▶ **Provided data**
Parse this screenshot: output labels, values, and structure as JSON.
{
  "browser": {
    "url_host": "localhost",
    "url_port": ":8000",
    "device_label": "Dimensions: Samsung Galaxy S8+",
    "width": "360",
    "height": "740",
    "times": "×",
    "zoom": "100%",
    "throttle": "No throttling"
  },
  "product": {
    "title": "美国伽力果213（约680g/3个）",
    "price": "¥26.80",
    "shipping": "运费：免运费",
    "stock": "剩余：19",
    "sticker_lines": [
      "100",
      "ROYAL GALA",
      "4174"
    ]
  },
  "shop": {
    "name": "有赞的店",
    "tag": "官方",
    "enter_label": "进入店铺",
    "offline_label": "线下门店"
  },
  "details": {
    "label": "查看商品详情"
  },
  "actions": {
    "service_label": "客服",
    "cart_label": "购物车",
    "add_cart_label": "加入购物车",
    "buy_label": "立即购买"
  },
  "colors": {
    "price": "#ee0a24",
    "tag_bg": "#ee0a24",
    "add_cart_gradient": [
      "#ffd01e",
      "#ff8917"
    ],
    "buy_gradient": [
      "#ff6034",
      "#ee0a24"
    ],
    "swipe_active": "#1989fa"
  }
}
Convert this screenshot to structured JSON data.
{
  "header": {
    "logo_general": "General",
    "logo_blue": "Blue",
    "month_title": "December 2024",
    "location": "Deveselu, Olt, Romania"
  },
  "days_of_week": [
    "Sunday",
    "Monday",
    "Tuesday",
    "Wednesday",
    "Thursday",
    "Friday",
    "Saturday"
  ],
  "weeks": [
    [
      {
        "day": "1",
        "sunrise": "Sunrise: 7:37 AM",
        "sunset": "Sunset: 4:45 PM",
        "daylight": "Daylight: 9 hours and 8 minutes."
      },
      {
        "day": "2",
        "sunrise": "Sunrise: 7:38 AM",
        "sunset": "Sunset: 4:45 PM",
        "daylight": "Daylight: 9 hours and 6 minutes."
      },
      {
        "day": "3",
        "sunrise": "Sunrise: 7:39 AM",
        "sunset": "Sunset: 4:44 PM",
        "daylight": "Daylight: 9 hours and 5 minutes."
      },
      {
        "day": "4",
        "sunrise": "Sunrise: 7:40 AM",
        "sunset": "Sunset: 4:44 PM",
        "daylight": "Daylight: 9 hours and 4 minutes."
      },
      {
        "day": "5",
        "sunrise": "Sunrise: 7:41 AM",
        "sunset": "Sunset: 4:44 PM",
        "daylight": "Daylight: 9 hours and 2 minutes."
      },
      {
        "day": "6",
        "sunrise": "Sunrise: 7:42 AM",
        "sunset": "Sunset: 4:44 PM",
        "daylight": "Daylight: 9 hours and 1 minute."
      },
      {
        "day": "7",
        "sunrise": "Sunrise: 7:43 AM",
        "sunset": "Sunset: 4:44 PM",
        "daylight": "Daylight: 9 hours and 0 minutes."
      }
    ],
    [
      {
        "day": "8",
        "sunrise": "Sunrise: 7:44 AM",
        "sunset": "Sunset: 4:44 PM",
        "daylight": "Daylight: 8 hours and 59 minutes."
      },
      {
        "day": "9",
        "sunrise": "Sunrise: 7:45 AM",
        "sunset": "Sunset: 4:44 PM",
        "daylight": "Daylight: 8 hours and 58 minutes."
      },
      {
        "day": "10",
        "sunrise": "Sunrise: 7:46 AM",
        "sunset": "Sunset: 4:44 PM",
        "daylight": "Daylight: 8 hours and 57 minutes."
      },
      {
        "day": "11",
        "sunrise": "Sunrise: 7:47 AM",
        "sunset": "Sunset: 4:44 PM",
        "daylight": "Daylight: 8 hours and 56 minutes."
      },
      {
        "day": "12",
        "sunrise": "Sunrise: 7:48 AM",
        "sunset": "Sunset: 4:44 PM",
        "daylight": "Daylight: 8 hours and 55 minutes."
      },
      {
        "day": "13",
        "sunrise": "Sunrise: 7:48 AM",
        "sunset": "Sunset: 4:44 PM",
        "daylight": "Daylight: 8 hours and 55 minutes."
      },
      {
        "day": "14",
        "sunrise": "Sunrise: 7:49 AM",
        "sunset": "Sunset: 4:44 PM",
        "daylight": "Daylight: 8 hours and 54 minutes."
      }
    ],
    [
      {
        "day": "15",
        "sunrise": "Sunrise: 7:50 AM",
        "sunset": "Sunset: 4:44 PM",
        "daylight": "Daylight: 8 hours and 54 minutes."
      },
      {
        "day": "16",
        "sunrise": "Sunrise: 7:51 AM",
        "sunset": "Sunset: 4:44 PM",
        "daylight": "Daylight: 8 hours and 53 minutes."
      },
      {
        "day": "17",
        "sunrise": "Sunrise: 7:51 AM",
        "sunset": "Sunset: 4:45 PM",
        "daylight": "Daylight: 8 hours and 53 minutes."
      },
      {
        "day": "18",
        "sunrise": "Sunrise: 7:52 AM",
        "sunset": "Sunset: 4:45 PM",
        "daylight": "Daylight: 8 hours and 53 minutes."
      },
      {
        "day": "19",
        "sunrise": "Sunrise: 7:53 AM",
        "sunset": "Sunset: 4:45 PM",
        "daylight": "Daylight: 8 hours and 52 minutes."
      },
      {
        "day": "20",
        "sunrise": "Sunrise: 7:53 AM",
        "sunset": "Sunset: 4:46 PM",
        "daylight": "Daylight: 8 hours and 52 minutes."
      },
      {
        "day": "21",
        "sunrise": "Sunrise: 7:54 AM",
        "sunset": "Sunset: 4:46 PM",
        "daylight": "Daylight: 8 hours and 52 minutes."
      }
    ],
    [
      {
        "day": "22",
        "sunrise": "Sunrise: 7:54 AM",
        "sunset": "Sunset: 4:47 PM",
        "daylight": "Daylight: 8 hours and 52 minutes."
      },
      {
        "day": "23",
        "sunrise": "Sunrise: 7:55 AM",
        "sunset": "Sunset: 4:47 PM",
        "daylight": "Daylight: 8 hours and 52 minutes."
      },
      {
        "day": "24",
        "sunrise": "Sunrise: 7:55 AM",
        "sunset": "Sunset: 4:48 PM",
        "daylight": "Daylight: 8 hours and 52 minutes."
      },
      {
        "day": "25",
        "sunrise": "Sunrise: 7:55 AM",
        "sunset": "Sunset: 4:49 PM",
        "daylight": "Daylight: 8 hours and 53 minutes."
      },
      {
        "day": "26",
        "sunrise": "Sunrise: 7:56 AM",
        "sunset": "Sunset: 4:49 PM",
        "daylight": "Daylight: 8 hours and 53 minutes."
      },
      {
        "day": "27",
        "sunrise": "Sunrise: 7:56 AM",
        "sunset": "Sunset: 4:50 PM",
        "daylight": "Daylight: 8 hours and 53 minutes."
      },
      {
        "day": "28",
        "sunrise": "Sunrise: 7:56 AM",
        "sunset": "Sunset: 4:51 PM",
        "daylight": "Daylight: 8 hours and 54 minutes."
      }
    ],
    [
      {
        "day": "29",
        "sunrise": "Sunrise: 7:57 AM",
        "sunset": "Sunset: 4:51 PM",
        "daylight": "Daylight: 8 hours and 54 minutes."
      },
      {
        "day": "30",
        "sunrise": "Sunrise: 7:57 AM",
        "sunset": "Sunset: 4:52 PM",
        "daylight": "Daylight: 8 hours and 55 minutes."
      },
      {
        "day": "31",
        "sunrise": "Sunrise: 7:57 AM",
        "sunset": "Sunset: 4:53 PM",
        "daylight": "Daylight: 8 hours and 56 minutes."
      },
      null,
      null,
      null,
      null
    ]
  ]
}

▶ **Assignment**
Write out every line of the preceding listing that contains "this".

▶ **Exercise result**
Parse this screenshot: output labels, values, and structure as JSON.
Convert this screenshot to structured JSON data.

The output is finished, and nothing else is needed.